The Plan

To get started, the SJVC IT team and engineers from CDW•G put together a two-phase project plan.

Phase one involved the site survey. CDW•G teams went to each campus, taking note of the physical structures and measuring the strength of the Wi-Fi for every square foot of each building.

This provided the SJVC IT team with a heat map of each building, which helped the college get a handle on the amount of equipment they would need to purchase as well as where it needed to be installed. The CDW•G engineers then drafted a detailed plan and timeline for installation.

“It wasn’t just getting new equipment, it was putting it in the right places,” says LeFaive. “Hallways don’t need a lot of Wi-Fi strength, but classrooms and student centers do.”

After just 40 days, the project was ready for phase two: implementation. 

“This was a lot to pull off in a short period of time,” says Chris Pollack, executive account manager at CDW•G. “There was a lot of coordination. The locations were spread across a large geographic area, six hours apart, and we needed to go full throttle. We worked closely with SJVC for scheduling and for securing onsite contacts and access. We divided our engineers into teams so we could work on multiple locations at the same time.”

LeFaive recalls the process.

“We had three or four months to rip out all the old equipment and install the new equipment,” he says. “The CDW•G engineers handled the physical configurations. They would be at one location one day and another the next. Once they finished the first configuration, my team configured the Meraki dashboards.”

The project was complete by March 2021, meeting the project timeline. 

For LeFaive, there are several indicators of success.

“The speed of the project is the main story. We took a 12-month project and pushed it into five months,” he says. 

What about feedback from staff members and students?

Automating 1:1 Device Management

SJVC isn’t the only higher education institution supplying one-to-one devices to students. Many began providing devices as soon as the pandemic hit, and others are offering free technology to stem decreases in enrollment, according to Inside Higher Ed

“For the students, there’s a certain appeal to having an iPad included with your tuition,” says LeFaive.

From a technology administration standpoint, having all of the students on the same device can save time and frustration. CDW•G manages the iPads through Jamf, an enterprise management solution for Apple users, devices and services.

With the iPads enrolled in Jamf, very little support is needed from the SJVC tech team.

“When the iPad connects to the internet, Jamf recognizes its serial number and knows that it’s one of our managed devices,” says LeFaive. “That allows us to push out apps and e-books to that device. It’s very clean and hands-off.”

Scott Hager

Scott Hager, Vice President of Operations, San Joaquin Valley College

“I haven’t heard anything, and that’s always the best news,” he says. “I heard a lot about how bad it was before, and now I hear nothing at all. No news is good news.”

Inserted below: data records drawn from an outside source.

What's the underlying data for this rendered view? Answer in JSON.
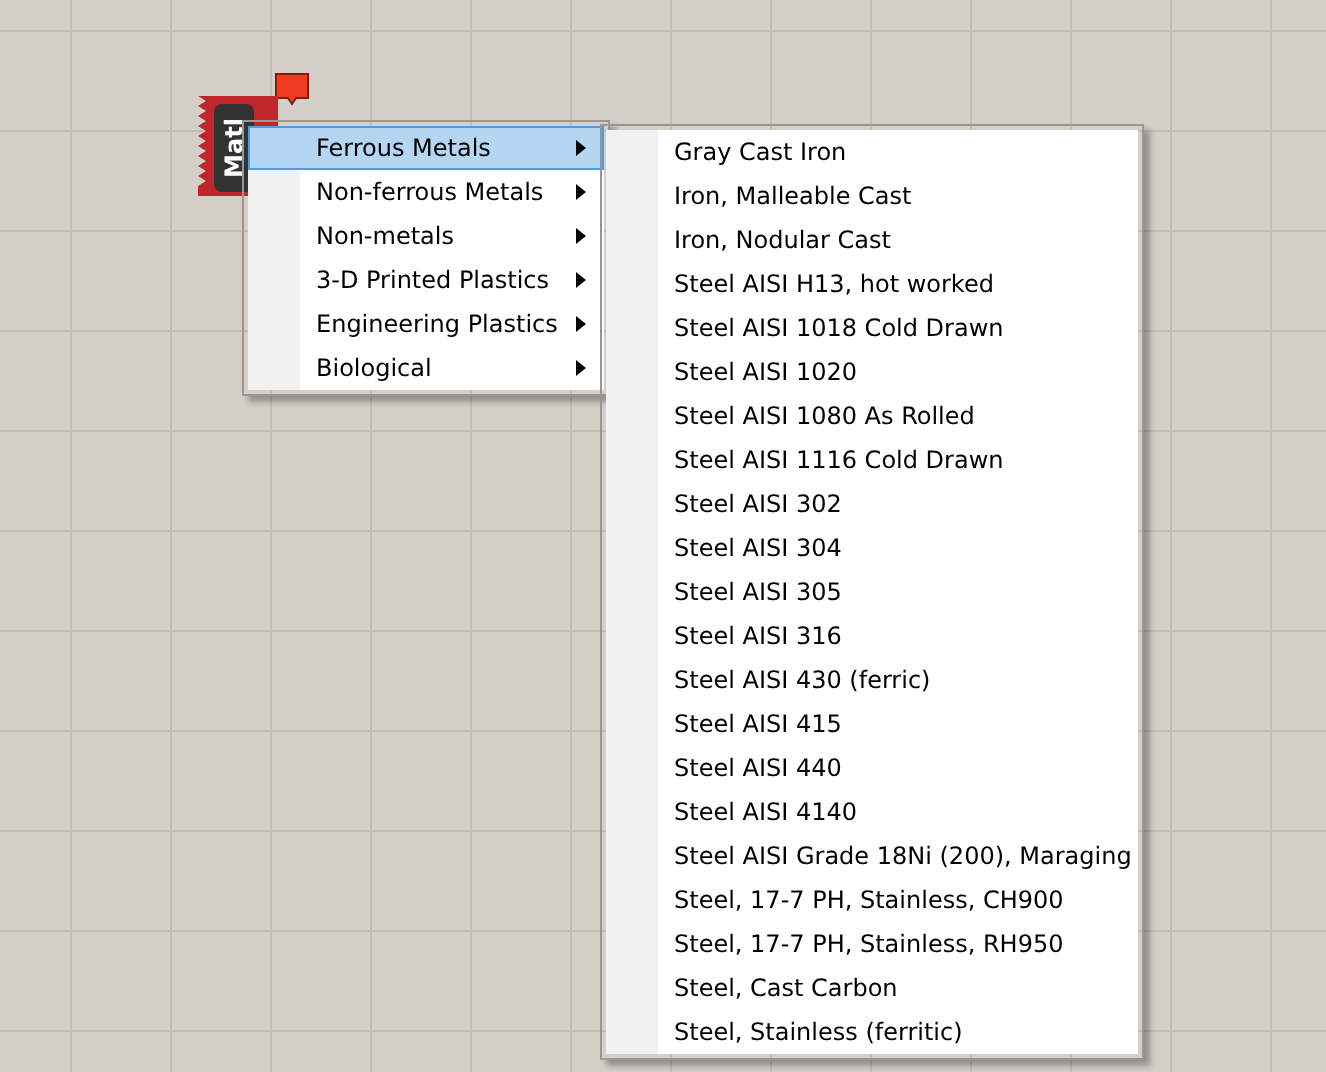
{
  "component": {
    "label": "Matl"
  },
  "menu": [
    {
      "label": "Ferrous Metals",
      "selected": true
    },
    {
      "label": "Non-ferrous Metals",
      "selected": false
    },
    {
      "label": "Non-metals",
      "selected": false
    },
    {
      "label": "3-D Printed Plastics",
      "selected": false
    },
    {
      "label": "Engineering Plastics",
      "selected": false
    },
    {
      "label": "Biological",
      "selected": false
    }
  ],
  "submenu": [
    "Gray Cast Iron",
    "Iron, Malleable Cast",
    "Iron, Nodular Cast",
    "Steel AISI H13, hot worked",
    "Steel AISI 1018 Cold Drawn",
    "Steel AISI 1020",
    "Steel AISI 1080 As Rolled",
    "Steel AISI 1116 Cold Drawn",
    "Steel AISI 302",
    "Steel AISI 304",
    "Steel AISI 305",
    "Steel AISI 316",
    "Steel AISI 430 (ferric)",
    "Steel AISI 415",
    "Steel AISI 440",
    "Steel AISI 4140",
    "Steel AISI Grade 18Ni (200), Maraging",
    "Steel, 17-7 PH, Stainless, CH900",
    "Steel, 17-7 PH, Stainless, RH950",
    "Steel, Cast Carbon",
    "Steel, Stainless (ferritic)"
  ]
}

Hager, who deals more directly with faculty and students, has seen the results of the iPad initiative improve with time. 

“A lot of the students are tech savvy, but there’s always a learning curve,” he says. “Our faculty members quickly became true subject matter experts in both the technology and the digital resources students can access on their iPads. And now that students are coming back to campus, they can use more of the cool features the iPad offers.”

Although the tight timeline was difficult, Hager looks back on the project as a major learning experience that can apply to other initiatives.

“We learned a lot from a capability standpoint,” he says. “There’s always a tendency to put your toe in the water first. The pandemic gave us an imperative to have full deployment and deal with the downstream impacts, like upgrading the Wi-Fi infrastructure. It shows you that you can have aggressive timelines and be a little less cautious. It can be done. You just need good vendor partners and internal resources to make it happen.”

Photography by Matthew Furman

Story by Erika Gimbel, a Chicago-based freelance writer who specializes in B2B technology innovation and educational technology.